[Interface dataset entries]
=== Begin Enclosure ===
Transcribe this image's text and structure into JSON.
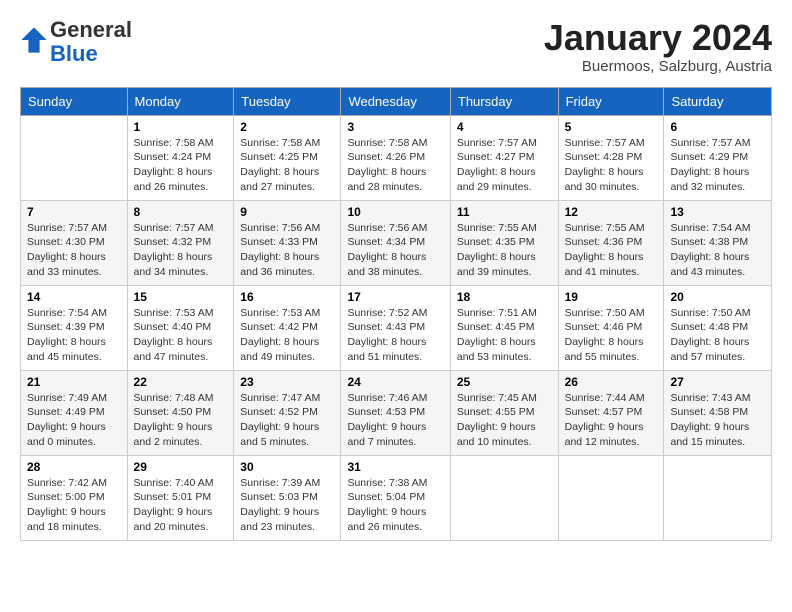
{
  "header": {
    "logo_general": "General",
    "logo_blue": "Blue",
    "month_title": "January 2024",
    "subtitle": "Buermoos, Salzburg, Austria"
  },
  "weekdays": [
    "Sunday",
    "Monday",
    "Tuesday",
    "Wednesday",
    "Thursday",
    "Friday",
    "Saturday"
  ],
  "weeks": [
    [
      {
        "day": "",
        "info": ""
      },
      {
        "day": "1",
        "info": "Sunrise: 7:58 AM\nSunset: 4:24 PM\nDaylight: 8 hours\nand 26 minutes."
      },
      {
        "day": "2",
        "info": "Sunrise: 7:58 AM\nSunset: 4:25 PM\nDaylight: 8 hours\nand 27 minutes."
      },
      {
        "day": "3",
        "info": "Sunrise: 7:58 AM\nSunset: 4:26 PM\nDaylight: 8 hours\nand 28 minutes."
      },
      {
        "day": "4",
        "info": "Sunrise: 7:57 AM\nSunset: 4:27 PM\nDaylight: 8 hours\nand 29 minutes."
      },
      {
        "day": "5",
        "info": "Sunrise: 7:57 AM\nSunset: 4:28 PM\nDaylight: 8 hours\nand 30 minutes."
      },
      {
        "day": "6",
        "info": "Sunrise: 7:57 AM\nSunset: 4:29 PM\nDaylight: 8 hours\nand 32 minutes."
      }
    ],
    [
      {
        "day": "7",
        "info": "Sunrise: 7:57 AM\nSunset: 4:30 PM\nDaylight: 8 hours\nand 33 minutes."
      },
      {
        "day": "8",
        "info": "Sunrise: 7:57 AM\nSunset: 4:32 PM\nDaylight: 8 hours\nand 34 minutes."
      },
      {
        "day": "9",
        "info": "Sunrise: 7:56 AM\nSunset: 4:33 PM\nDaylight: 8 hours\nand 36 minutes."
      },
      {
        "day": "10",
        "info": "Sunrise: 7:56 AM\nSunset: 4:34 PM\nDaylight: 8 hours\nand 38 minutes."
      },
      {
        "day": "11",
        "info": "Sunrise: 7:55 AM\nSunset: 4:35 PM\nDaylight: 8 hours\nand 39 minutes."
      },
      {
        "day": "12",
        "info": "Sunrise: 7:55 AM\nSunset: 4:36 PM\nDaylight: 8 hours\nand 41 minutes."
      },
      {
        "day": "13",
        "info": "Sunrise: 7:54 AM\nSunset: 4:38 PM\nDaylight: 8 hours\nand 43 minutes."
      }
    ],
    [
      {
        "day": "14",
        "info": "Sunrise: 7:54 AM\nSunset: 4:39 PM\nDaylight: 8 hours\nand 45 minutes."
      },
      {
        "day": "15",
        "info": "Sunrise: 7:53 AM\nSunset: 4:40 PM\nDaylight: 8 hours\nand 47 minutes."
      },
      {
        "day": "16",
        "info": "Sunrise: 7:53 AM\nSunset: 4:42 PM\nDaylight: 8 hours\nand 49 minutes."
      },
      {
        "day": "17",
        "info": "Sunrise: 7:52 AM\nSunset: 4:43 PM\nDaylight: 8 hours\nand 51 minutes."
      },
      {
        "day": "18",
        "info": "Sunrise: 7:51 AM\nSunset: 4:45 PM\nDaylight: 8 hours\nand 53 minutes."
      },
      {
        "day": "19",
        "info": "Sunrise: 7:50 AM\nSunset: 4:46 PM\nDaylight: 8 hours\nand 55 minutes."
      },
      {
        "day": "20",
        "info": "Sunrise: 7:50 AM\nSunset: 4:48 PM\nDaylight: 8 hours\nand 57 minutes."
      }
    ],
    [
      {
        "day": "21",
        "info": "Sunrise: 7:49 AM\nSunset: 4:49 PM\nDaylight: 9 hours\nand 0 minutes."
      },
      {
        "day": "22",
        "info": "Sunrise: 7:48 AM\nSunset: 4:50 PM\nDaylight: 9 hours\nand 2 minutes."
      },
      {
        "day": "23",
        "info": "Sunrise: 7:47 AM\nSunset: 4:52 PM\nDaylight: 9 hours\nand 5 minutes."
      },
      {
        "day": "24",
        "info": "Sunrise: 7:46 AM\nSunset: 4:53 PM\nDaylight: 9 hours\nand 7 minutes."
      },
      {
        "day": "25",
        "info": "Sunrise: 7:45 AM\nSunset: 4:55 PM\nDaylight: 9 hours\nand 10 minutes."
      },
      {
        "day": "26",
        "info": "Sunrise: 7:44 AM\nSunset: 4:57 PM\nDaylight: 9 hours\nand 12 minutes."
      },
      {
        "day": "27",
        "info": "Sunrise: 7:43 AM\nSunset: 4:58 PM\nDaylight: 9 hours\nand 15 minutes."
      }
    ],
    [
      {
        "day": "28",
        "info": "Sunrise: 7:42 AM\nSunset: 5:00 PM\nDaylight: 9 hours\nand 18 minutes."
      },
      {
        "day": "29",
        "info": "Sunrise: 7:40 AM\nSunset: 5:01 PM\nDaylight: 9 hours\nand 20 minutes."
      },
      {
        "day": "30",
        "info": "Sunrise: 7:39 AM\nSunset: 5:03 PM\nDaylight: 9 hours\nand 23 minutes."
      },
      {
        "day": "31",
        "info": "Sunrise: 7:38 AM\nSunset: 5:04 PM\nDaylight: 9 hours\nand 26 minutes."
      },
      {
        "day": "",
        "info": ""
      },
      {
        "day": "",
        "info": ""
      },
      {
        "day": "",
        "info": ""
      }
    ]
  ]
}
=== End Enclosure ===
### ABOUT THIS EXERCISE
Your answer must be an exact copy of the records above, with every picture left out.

### FINAL ANSWER
Transcribe this image's text and structure into JSON.
{
  "header": {
    "logo_general": "General",
    "logo_blue": "Blue",
    "month_title": "January 2024",
    "subtitle": "Buermoos, Salzburg, Austria"
  },
  "weekdays": [
    "Sunday",
    "Monday",
    "Tuesday",
    "Wednesday",
    "Thursday",
    "Friday",
    "Saturday"
  ],
  "weeks": [
    [
      {
        "day": "",
        "info": ""
      },
      {
        "day": "1",
        "info": "Sunrise: 7:58 AM\nSunset: 4:24 PM\nDaylight: 8 hours\nand 26 minutes."
      },
      {
        "day": "2",
        "info": "Sunrise: 7:58 AM\nSunset: 4:25 PM\nDaylight: 8 hours\nand 27 minutes."
      },
      {
        "day": "3",
        "info": "Sunrise: 7:58 AM\nSunset: 4:26 PM\nDaylight: 8 hours\nand 28 minutes."
      },
      {
        "day": "4",
        "info": "Sunrise: 7:57 AM\nSunset: 4:27 PM\nDaylight: 8 hours\nand 29 minutes."
      },
      {
        "day": "5",
        "info": "Sunrise: 7:57 AM\nSunset: 4:28 PM\nDaylight: 8 hours\nand 30 minutes."
      },
      {
        "day": "6",
        "info": "Sunrise: 7:57 AM\nSunset: 4:29 PM\nDaylight: 8 hours\nand 32 minutes."
      }
    ],
    [
      {
        "day": "7",
        "info": "Sunrise: 7:57 AM\nSunset: 4:30 PM\nDaylight: 8 hours\nand 33 minutes."
      },
      {
        "day": "8",
        "info": "Sunrise: 7:57 AM\nSunset: 4:32 PM\nDaylight: 8 hours\nand 34 minutes."
      },
      {
        "day": "9",
        "info": "Sunrise: 7:56 AM\nSunset: 4:33 PM\nDaylight: 8 hours\nand 36 minutes."
      },
      {
        "day": "10",
        "info": "Sunrise: 7:56 AM\nSunset: 4:34 PM\nDaylight: 8 hours\nand 38 minutes."
      },
      {
        "day": "11",
        "info": "Sunrise: 7:55 AM\nSunset: 4:35 PM\nDaylight: 8 hours\nand 39 minutes."
      },
      {
        "day": "12",
        "info": "Sunrise: 7:55 AM\nSunset: 4:36 PM\nDaylight: 8 hours\nand 41 minutes."
      },
      {
        "day": "13",
        "info": "Sunrise: 7:54 AM\nSunset: 4:38 PM\nDaylight: 8 hours\nand 43 minutes."
      }
    ],
    [
      {
        "day": "14",
        "info": "Sunrise: 7:54 AM\nSunset: 4:39 PM\nDaylight: 8 hours\nand 45 minutes."
      },
      {
        "day": "15",
        "info": "Sunrise: 7:53 AM\nSunset: 4:40 PM\nDaylight: 8 hours\nand 47 minutes."
      },
      {
        "day": "16",
        "info": "Sunrise: 7:53 AM\nSunset: 4:42 PM\nDaylight: 8 hours\nand 49 minutes."
      },
      {
        "day": "17",
        "info": "Sunrise: 7:52 AM\nSunset: 4:43 PM\nDaylight: 8 hours\nand 51 minutes."
      },
      {
        "day": "18",
        "info": "Sunrise: 7:51 AM\nSunset: 4:45 PM\nDaylight: 8 hours\nand 53 minutes."
      },
      {
        "day": "19",
        "info": "Sunrise: 7:50 AM\nSunset: 4:46 PM\nDaylight: 8 hours\nand 55 minutes."
      },
      {
        "day": "20",
        "info": "Sunrise: 7:50 AM\nSunset: 4:48 PM\nDaylight: 8 hours\nand 57 minutes."
      }
    ],
    [
      {
        "day": "21",
        "info": "Sunrise: 7:49 AM\nSunset: 4:49 PM\nDaylight: 9 hours\nand 0 minutes."
      },
      {
        "day": "22",
        "info": "Sunrise: 7:48 AM\nSunset: 4:50 PM\nDaylight: 9 hours\nand 2 minutes."
      },
      {
        "day": "23",
        "info": "Sunrise: 7:47 AM\nSunset: 4:52 PM\nDaylight: 9 hours\nand 5 minutes."
      },
      {
        "day": "24",
        "info": "Sunrise: 7:46 AM\nSunset: 4:53 PM\nDaylight: 9 hours\nand 7 minutes."
      },
      {
        "day": "25",
        "info": "Sunrise: 7:45 AM\nSunset: 4:55 PM\nDaylight: 9 hours\nand 10 minutes."
      },
      {
        "day": "26",
        "info": "Sunrise: 7:44 AM\nSunset: 4:57 PM\nDaylight: 9 hours\nand 12 minutes."
      },
      {
        "day": "27",
        "info": "Sunrise: 7:43 AM\nSunset: 4:58 PM\nDaylight: 9 hours\nand 15 minutes."
      }
    ],
    [
      {
        "day": "28",
        "info": "Sunrise: 7:42 AM\nSunset: 5:00 PM\nDaylight: 9 hours\nand 18 minutes."
      },
      {
        "day": "29",
        "info": "Sunrise: 7:40 AM\nSunset: 5:01 PM\nDaylight: 9 hours\nand 20 minutes."
      },
      {
        "day": "30",
        "info": "Sunrise: 7:39 AM\nSunset: 5:03 PM\nDaylight: 9 hours\nand 23 minutes."
      },
      {
        "day": "31",
        "info": "Sunrise: 7:38 AM\nSunset: 5:04 PM\nDaylight: 9 hours\nand 26 minutes."
      },
      {
        "day": "",
        "info": ""
      },
      {
        "day": "",
        "info": ""
      },
      {
        "day": "",
        "info": ""
      }
    ]
  ]
}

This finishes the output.